The book follows the "solo" Yalda - ie she "ate" her twin in the womb as the other "normal" children tease her - from a farmer family but who is lucky enough to have a father who appreciates learning and who has promised Yalda's mother to school any of the offspring that shows inclination. So despite being almost twice as big as the normal female - and females are considerably bigger than males here for obvious biological reasons - and not expected to reproduce - ie be quartered in four - in the usual age range due to the lack of a twin mate, so being potentially of huge help on the family farm, Yalda gets to go to school and later is admitted to the university in one of the cities that form the civilization of the planet.
Soon she starts rewriting the physics books by some ingenious experiments, while becoming involved with a group of "liberated" professional females who had learned how to extend their lives and avoid the harsh fate nature destined for them, since even if they do not mate, there is "spontaneous" reproduction and the chances of such increase drastically with age, while the special drug that prevents it, needs to be taken in larger and larger doses...
And then of course comes the main story we read about in the blurb with the orthogonal stars, the threat to Yalda's civilization and the crazy solution she and some of her friends come up with...
So there is discovery, drama, even the stirrings of social change, while in the second part of the book the pace accelerates and the book becomes a true sf classic of people learning to cope with new, challenging and unforeseen circumstances, while Yalda's saga continues towards its clear conclusion. The novel moved me deeply too and I *really* want the second installment to see where the story goes next since there is ample scope for surprises and the author surely did not show his full hand about his exploration of this wonderfully imagined universe.
Overall, The Clockwork Rocket (A++) is the one sf novel I strongly recommend to read if you want to understand why the genre has fascinated so many people for so long. Even if you are confused at the beginning by the seemingly familiar but actually strange people of the book, keep reading since things will start making sense soon and the story is captivating from the first page till the superb but emotional last paragraph...
"When Yalda was almost three years old, she was entrusted with the task of bearing her grandfather into the forest to convalesce.

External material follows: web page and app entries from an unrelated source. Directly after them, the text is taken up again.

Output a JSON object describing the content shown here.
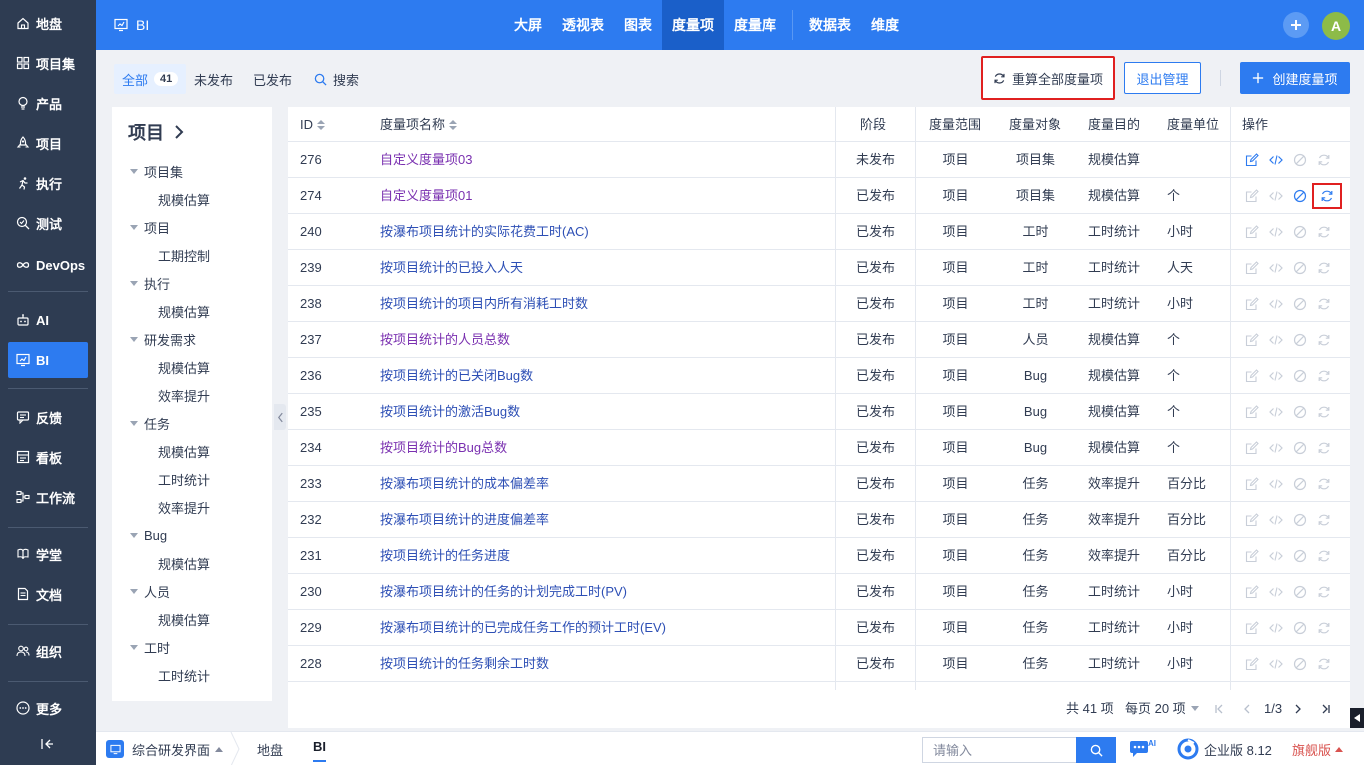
{
  "sidebar": {
    "items": [
      {
        "label": "地盘",
        "icon": "home-icon"
      },
      {
        "label": "项目集",
        "icon": "grid-icon"
      },
      {
        "label": "产品",
        "icon": "bulb-icon"
      },
      {
        "label": "项目",
        "icon": "rocket-icon"
      },
      {
        "label": "执行",
        "icon": "run-icon"
      },
      {
        "label": "测试",
        "icon": "search-check-icon"
      },
      {
        "label": "DevOps",
        "icon": "infinity-icon"
      },
      {
        "label": "AI",
        "icon": "robot-icon"
      },
      {
        "label": "BI",
        "icon": "monitor-chart-icon"
      },
      {
        "label": "反馈",
        "icon": "feedback-icon"
      },
      {
        "label": "看板",
        "icon": "board-icon"
      },
      {
        "label": "工作流",
        "icon": "workflow-icon"
      },
      {
        "label": "学堂",
        "icon": "school-icon"
      },
      {
        "label": "文档",
        "icon": "doc-icon"
      },
      {
        "label": "组织",
        "icon": "people-icon"
      },
      {
        "label": "更多",
        "icon": "more-icon"
      }
    ]
  },
  "topbar": {
    "app_name": "BI",
    "nav": [
      "大屏",
      "透视表",
      "图表",
      "度量项",
      "度量库",
      "数据表",
      "维度"
    ],
    "avatar": "A"
  },
  "subbar": {
    "tabs": {
      "all": "全部",
      "all_count": "41",
      "unpublished": "未发布",
      "published": "已发布",
      "search": "搜索"
    },
    "recalc_all": "重算全部度量项",
    "exit_manage": "退出管理",
    "create": "创建度量项"
  },
  "tree": {
    "title": "项目",
    "nodes": [
      {
        "label": "项目集",
        "level": 0
      },
      {
        "label": "规模估算",
        "level": 1
      },
      {
        "label": "项目",
        "level": 0
      },
      {
        "label": "工期控制",
        "level": 1
      },
      {
        "label": "执行",
        "level": 0
      },
      {
        "label": "规模估算",
        "level": 1
      },
      {
        "label": "研发需求",
        "level": 0
      },
      {
        "label": "规模估算",
        "level": 1
      },
      {
        "label": "效率提升",
        "level": 1
      },
      {
        "label": "任务",
        "level": 0
      },
      {
        "label": "规模估算",
        "level": 1
      },
      {
        "label": "工时统计",
        "level": 1
      },
      {
        "label": "效率提升",
        "level": 1
      },
      {
        "label": "Bug",
        "level": 0
      },
      {
        "label": "规模估算",
        "level": 1
      },
      {
        "label": "人员",
        "level": 0
      },
      {
        "label": "规模估算",
        "level": 1
      },
      {
        "label": "工时",
        "level": 0
      },
      {
        "label": "工时统计",
        "level": 1
      }
    ]
  },
  "table": {
    "headers": {
      "id": "ID",
      "name": "度量项名称",
      "stage": "阶段",
      "scope": "度量范围",
      "object": "度量对象",
      "purpose": "度量目的",
      "unit": "度量单位",
      "ops": "操作"
    },
    "rows": [
      {
        "id": "276",
        "name": "自定义度量项03",
        "stage": "未发布",
        "scope": "项目",
        "object": "项目集",
        "purpose": "规模估算",
        "unit": "",
        "visited": true
      },
      {
        "id": "274",
        "name": "自定义度量项01",
        "stage": "已发布",
        "scope": "项目",
        "object": "项目集",
        "purpose": "规模估算",
        "unit": "个",
        "visited": true
      },
      {
        "id": "240",
        "name": "按瀑布项目统计的实际花费工时(AC)",
        "stage": "已发布",
        "scope": "项目",
        "object": "工时",
        "purpose": "工时统计",
        "unit": "小时",
        "visited": false
      },
      {
        "id": "239",
        "name": "按项目统计的已投入人天",
        "stage": "已发布",
        "scope": "项目",
        "object": "工时",
        "purpose": "工时统计",
        "unit": "人天",
        "visited": false
      },
      {
        "id": "238",
        "name": "按项目统计的项目内所有消耗工时数",
        "stage": "已发布",
        "scope": "项目",
        "object": "工时",
        "purpose": "工时统计",
        "unit": "小时",
        "visited": false
      },
      {
        "id": "237",
        "name": "按项目统计的人员总数",
        "stage": "已发布",
        "scope": "项目",
        "object": "人员",
        "purpose": "规模估算",
        "unit": "个",
        "visited": true
      },
      {
        "id": "236",
        "name": "按项目统计的已关闭Bug数",
        "stage": "已发布",
        "scope": "项目",
        "object": "Bug",
        "purpose": "规模估算",
        "unit": "个",
        "visited": false
      },
      {
        "id": "235",
        "name": "按项目统计的激活Bug数",
        "stage": "已发布",
        "scope": "项目",
        "object": "Bug",
        "purpose": "规模估算",
        "unit": "个",
        "visited": false
      },
      {
        "id": "234",
        "name": "按项目统计的Bug总数",
        "stage": "已发布",
        "scope": "项目",
        "object": "Bug",
        "purpose": "规模估算",
        "unit": "个",
        "visited": true
      },
      {
        "id": "233",
        "name": "按瀑布项目统计的成本偏差率",
        "stage": "已发布",
        "scope": "项目",
        "object": "任务",
        "purpose": "效率提升",
        "unit": "百分比",
        "visited": false
      },
      {
        "id": "232",
        "name": "按瀑布项目统计的进度偏差率",
        "stage": "已发布",
        "scope": "项目",
        "object": "任务",
        "purpose": "效率提升",
        "unit": "百分比",
        "visited": false
      },
      {
        "id": "231",
        "name": "按项目统计的任务进度",
        "stage": "已发布",
        "scope": "项目",
        "object": "任务",
        "purpose": "效率提升",
        "unit": "百分比",
        "visited": false
      },
      {
        "id": "230",
        "name": "按瀑布项目统计的任务的计划完成工时(PV)",
        "stage": "已发布",
        "scope": "项目",
        "object": "任务",
        "purpose": "工时统计",
        "unit": "小时",
        "visited": false
      },
      {
        "id": "229",
        "name": "按瀑布项目统计的已完成任务工作的预计工时(EV)",
        "stage": "已发布",
        "scope": "项目",
        "object": "任务",
        "purpose": "工时统计",
        "unit": "小时",
        "visited": false
      },
      {
        "id": "228",
        "name": "按项目统计的任务剩余工时数",
        "stage": "已发布",
        "scope": "项目",
        "object": "任务",
        "purpose": "工时统计",
        "unit": "小时",
        "visited": false
      }
    ]
  },
  "pager": {
    "total": "共 41 项",
    "per_page": "每页 20 项",
    "page": "1/3"
  },
  "taskbar": {
    "workspace": "综合研发界面",
    "crumb1": "地盘",
    "crumb2": "BI",
    "search_placeholder": "请输入",
    "edition": "企业版 8.12",
    "flagship": "旗舰版"
  },
  "colors": {
    "primary": "#2d7bf0",
    "sidebar": "#2e3c52",
    "highlight": "#e02020",
    "link": "#2d4fb5",
    "visited": "#7a30b0"
  }
}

After squeezing and prodding the old man all over with more hands than most people used in a day, Doctor Livia announced her diagnosis. “You’re suffering from a serious light deficiency. The crops here are virtually monochromatic; your body needs a broader spectrum of illumination.” (less)